Essex woodland project getting dug in
A HUGE community woodland project is underway on the back of a promise to fulfil the wishes of a Dunmow resident who died in the 1930s. Planting of over 3000 trees has begun on the David Cock land situated at the south end of Great Dunmow after the town s
A HUGE community woodland project is underway on the back of a promise to fulfil the wishes of a Dunmow resident who died in the 1930s.
Planting of over 3000 trees has begun on the David Cock land situated at the south end of Great Dunmow after the town's council agreed a grant from the forestry commission to completely fund the project.
The land, adjacent to the flitch way, was handed over to the town council by Mr Cock and his only request was for it to be used for the "enjoyment and recreation of Dunmow people" - that wish is now coming true.
Town mayor Gwynn Davies explains: "In 2008 the town council decided that it wanted to create a woodland for everyone to enjoy.
You may also want to watch:
"At the time a farmer was using the land for crops, so we gave him one year's notice and late last year we got the go-ahead to begin planting. With the fine weather we are having now it is a perfect time to start."
Professional workers, Alan Mills and Simon King from Norfolk company Molson, began planting on Friday (March 12) and are expected to fill the two five-acre areas in around 10 days.
- 1 Contractor appointed for new enterprise centre
- 2 Dunmow Cricket Club announces new sponsor
- 3 Garden of remembrance opens, part funded by Captain Sir Tom Moore fund
- 4 Here's what you can do from May 17 as Covid restrictions ease
- 5 Deadline week for Stansted planners amid latest appeal
- 6 Stick to the paths while bluebells bloom, says Essex Wildlife Trust
- 7 Dunmow sign writer's traditional skills are a hit
- 8 Dunmow councillors to devise climate action plan
- 9 Standing for election for a seat on Essex County Council on May 6, 2021
- 10 Prisoner of war camp a 'huge part' of Essex's history
Only native British trees will be used, such as oak, and areas surrounding the woodland will be earmarked as 'Green Zones' which will be left to grow on their own accord.
Youth groups are being invited to plant their own trees and watch them grow and, according to deputy town clerk David Green, this is something that the council is really keen to promote.
"The council wants the public to get involved with the creation of the woodland," he said. "All we ask is that they contact us at Foakes House first so we can assist, and use only native British trees.

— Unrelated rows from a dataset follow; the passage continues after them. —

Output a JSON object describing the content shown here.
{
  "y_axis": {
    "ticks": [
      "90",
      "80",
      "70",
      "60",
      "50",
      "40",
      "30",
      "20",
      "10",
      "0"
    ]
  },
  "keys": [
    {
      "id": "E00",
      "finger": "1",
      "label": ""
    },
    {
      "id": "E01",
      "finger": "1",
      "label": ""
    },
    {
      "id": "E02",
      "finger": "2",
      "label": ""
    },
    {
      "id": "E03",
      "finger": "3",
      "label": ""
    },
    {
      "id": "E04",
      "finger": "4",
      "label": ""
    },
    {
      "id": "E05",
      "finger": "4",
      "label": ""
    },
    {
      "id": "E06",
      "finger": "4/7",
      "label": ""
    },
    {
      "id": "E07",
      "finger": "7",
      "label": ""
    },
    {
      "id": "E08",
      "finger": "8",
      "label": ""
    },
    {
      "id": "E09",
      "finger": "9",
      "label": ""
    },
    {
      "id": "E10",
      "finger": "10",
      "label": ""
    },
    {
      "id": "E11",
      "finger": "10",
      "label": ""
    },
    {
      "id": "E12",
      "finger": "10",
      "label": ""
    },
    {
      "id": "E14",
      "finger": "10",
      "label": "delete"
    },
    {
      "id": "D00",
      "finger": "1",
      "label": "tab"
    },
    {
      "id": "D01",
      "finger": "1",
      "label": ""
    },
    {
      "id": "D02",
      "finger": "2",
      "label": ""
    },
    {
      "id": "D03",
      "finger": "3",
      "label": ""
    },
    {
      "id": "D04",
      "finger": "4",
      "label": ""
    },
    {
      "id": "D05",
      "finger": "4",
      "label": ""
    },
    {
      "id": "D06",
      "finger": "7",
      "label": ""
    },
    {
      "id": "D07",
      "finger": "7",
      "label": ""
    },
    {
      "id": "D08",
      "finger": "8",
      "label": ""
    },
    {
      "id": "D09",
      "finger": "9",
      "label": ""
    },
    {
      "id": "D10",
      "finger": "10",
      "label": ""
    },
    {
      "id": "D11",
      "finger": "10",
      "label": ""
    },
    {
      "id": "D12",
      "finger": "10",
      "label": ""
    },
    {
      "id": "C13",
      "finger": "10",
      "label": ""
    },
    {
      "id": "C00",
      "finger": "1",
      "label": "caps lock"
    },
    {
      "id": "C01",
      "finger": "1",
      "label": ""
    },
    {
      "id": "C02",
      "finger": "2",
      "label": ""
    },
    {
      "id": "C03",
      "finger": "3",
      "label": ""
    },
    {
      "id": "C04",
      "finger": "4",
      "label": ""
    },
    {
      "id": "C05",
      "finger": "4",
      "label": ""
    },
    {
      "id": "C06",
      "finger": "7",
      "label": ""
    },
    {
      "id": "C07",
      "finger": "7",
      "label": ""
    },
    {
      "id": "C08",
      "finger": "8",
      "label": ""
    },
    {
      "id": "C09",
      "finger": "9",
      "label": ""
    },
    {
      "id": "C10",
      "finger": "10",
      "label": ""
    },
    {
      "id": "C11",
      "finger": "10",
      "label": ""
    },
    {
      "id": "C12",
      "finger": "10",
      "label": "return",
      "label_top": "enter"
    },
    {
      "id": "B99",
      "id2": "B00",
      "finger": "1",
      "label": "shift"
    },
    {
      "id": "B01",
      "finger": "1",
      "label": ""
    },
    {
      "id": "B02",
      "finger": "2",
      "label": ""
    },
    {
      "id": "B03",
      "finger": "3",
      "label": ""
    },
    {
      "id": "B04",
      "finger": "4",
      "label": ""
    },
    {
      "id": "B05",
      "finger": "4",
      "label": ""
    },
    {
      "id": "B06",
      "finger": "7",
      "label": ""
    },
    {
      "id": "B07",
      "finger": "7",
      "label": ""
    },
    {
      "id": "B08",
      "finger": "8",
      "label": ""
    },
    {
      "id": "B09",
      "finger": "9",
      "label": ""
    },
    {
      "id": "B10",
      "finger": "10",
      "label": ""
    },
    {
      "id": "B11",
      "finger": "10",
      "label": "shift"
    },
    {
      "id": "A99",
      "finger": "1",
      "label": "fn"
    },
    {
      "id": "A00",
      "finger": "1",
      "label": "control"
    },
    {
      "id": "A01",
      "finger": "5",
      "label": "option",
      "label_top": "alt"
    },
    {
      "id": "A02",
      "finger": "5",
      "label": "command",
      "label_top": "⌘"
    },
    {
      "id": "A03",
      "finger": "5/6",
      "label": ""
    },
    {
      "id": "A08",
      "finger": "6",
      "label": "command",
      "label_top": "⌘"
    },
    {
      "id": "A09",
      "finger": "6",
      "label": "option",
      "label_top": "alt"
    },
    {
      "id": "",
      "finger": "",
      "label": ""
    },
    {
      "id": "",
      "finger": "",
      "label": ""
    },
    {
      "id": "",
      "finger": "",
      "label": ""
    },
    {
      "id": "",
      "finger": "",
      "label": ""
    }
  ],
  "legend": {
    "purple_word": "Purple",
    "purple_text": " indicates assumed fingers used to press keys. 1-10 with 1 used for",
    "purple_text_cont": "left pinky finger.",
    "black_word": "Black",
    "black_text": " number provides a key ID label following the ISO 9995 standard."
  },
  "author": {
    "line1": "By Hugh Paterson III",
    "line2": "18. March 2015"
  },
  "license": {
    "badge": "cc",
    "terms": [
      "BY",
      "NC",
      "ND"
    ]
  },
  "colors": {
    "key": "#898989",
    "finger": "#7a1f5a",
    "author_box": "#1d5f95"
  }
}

The more people that help the better it will be."
After 2-3 years of growth the woodland will be fully established and then the council hope to add further facilities such as seating and picnic areas.
Cllr Davies added: "In the fullness of time it will be a really nice place to go and just enjoy the open countryside. With riverside walks and picnic areas in place we hope the whole community will make use of the area."
WHAT do you think? E-mail us at firstname.lastname@example.org
Any individual or group who would like to plant trees of their own can call the council on 01371 872406.